When planners, developers, or traffic engineers conduct traffic impact analyses for proposed developments, they typically use the trip-generation data and analysis methods published by the Institute of Transportation Engineers (ITE) in its Trip Generation report and Trip Generation Handbook. However, these conventional methods fail to account for the benefits of mixed use and other forms of lower-impact development; they exaggerate estimates of impacts and result in excessive development costs, skewed public perceptions, and decision-maker resistance.
This PAS Memo article explains the MXD+ method of traffic generation analysis for mixed use developments, which combines the advantages of two major studies' methodologies to increase accuracy, allowing for more appropriate on-site design features and off-site mitigation measures.
About the Authors
Reid Ewing is a Distinguished Professor of City and Metropolitan Planning at the University of Utah, associate editor of the Journal of the American Planning Association, and columnist for Planning magazine.
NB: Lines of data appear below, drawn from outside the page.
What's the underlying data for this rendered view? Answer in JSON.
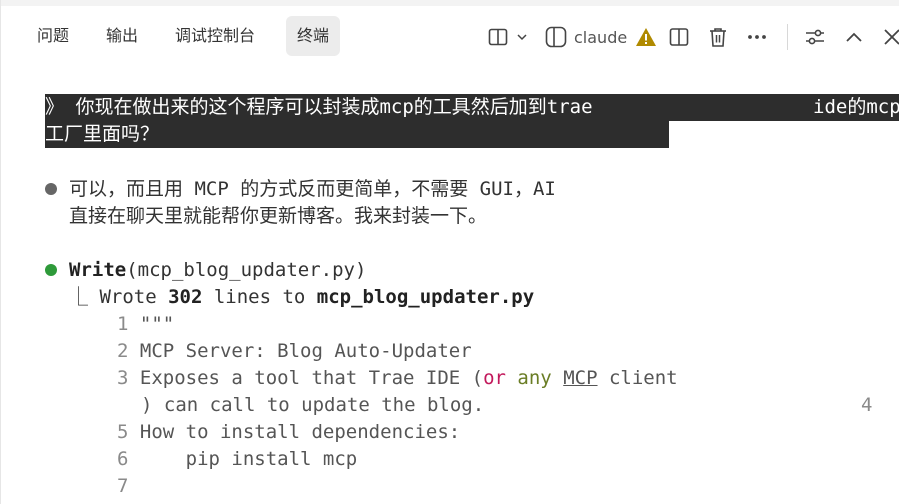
{
  "tabs": [
    {
      "label": "问题",
      "active": false
    },
    {
      "label": "输出",
      "active": false
    },
    {
      "label": "调试控制台",
      "active": false
    },
    {
      "label": "终端",
      "active": true
    }
  ],
  "toolbar": {
    "profile_label": "claude",
    "icons": [
      "split-layout-icon",
      "chevron-down-icon",
      "terminal-profile-icon",
      "warning-icon",
      "split-editor-icon",
      "trash-icon",
      "more-icon",
      "settings-sliders-icon",
      "chevron-up-icon",
      "close-icon"
    ],
    "warning_color": "#b08a00"
  },
  "terminal": {
    "prompt": {
      "marker": "》",
      "line1_a": "你现在做出来的这个程序可以封装成mcp的工具然后加到trae",
      "line1_b": "ide的mcp",
      "line2": "工厂里面吗？"
    },
    "reply": {
      "line1": "可以，而且用 MCP 的方式反而更简单，不需要 GUI，AI",
      "line2": "直接在聊天里就能帮你更新博客。我来封装一下。"
    },
    "tool_call": {
      "name": "Write",
      "arg": "(mcp_blog_updater.py)",
      "result_prefix": "⎿ Wrote ",
      "result_count": "302",
      "result_mid": " lines to ",
      "result_file": "mcp_blog_updater.py"
    },
    "code_lines": [
      {
        "num": "1",
        "text": "\"\"\""
      },
      {
        "num": "2",
        "text": "MCP Server: Blog Auto-Updater"
      },
      {
        "num": "3",
        "text_a": "Exposes a tool that Trae IDE (",
        "kw": "or",
        "sp": " ",
        "ident": "any",
        "sp2": " ",
        "ul": "MCP",
        "text_b": " client"
      },
      {
        "num": "",
        "text": ") can call to update the blog.",
        "trailing_num": "4"
      },
      {
        "num": "5",
        "text": "How to install dependencies:"
      },
      {
        "num": "6",
        "text": "    pip install mcp"
      },
      {
        "num": "7",
        "text": ""
      }
    ],
    "colors": {
      "success": "#2e9a3a",
      "prompt_bg": "#2d2d2d",
      "keyword": "#c2185b",
      "identifier": "#6a7d25"
    }
  }
}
His 10 books include Pedestrian and Transit Oriented Design, co-published by the Urban Land Institute and American Planning Association; and Best Development Practices, listed by the American Planning Association (APA) as one of the 100 “essential” books in planning over the past 100 years. His 100 peer reviewed articles include “Travel and the Built Environment: A Meta-Analysis,” given the Best Article of 2010 Award by the American Planning Association. A recent citation analysis by Virginia Tech found that Ewing’s work is the 5th most highly cited among 1,100 planning academics in the U.S. and Canada. http://tomwsanchez.com/2017-urban-planning-citation-analysis/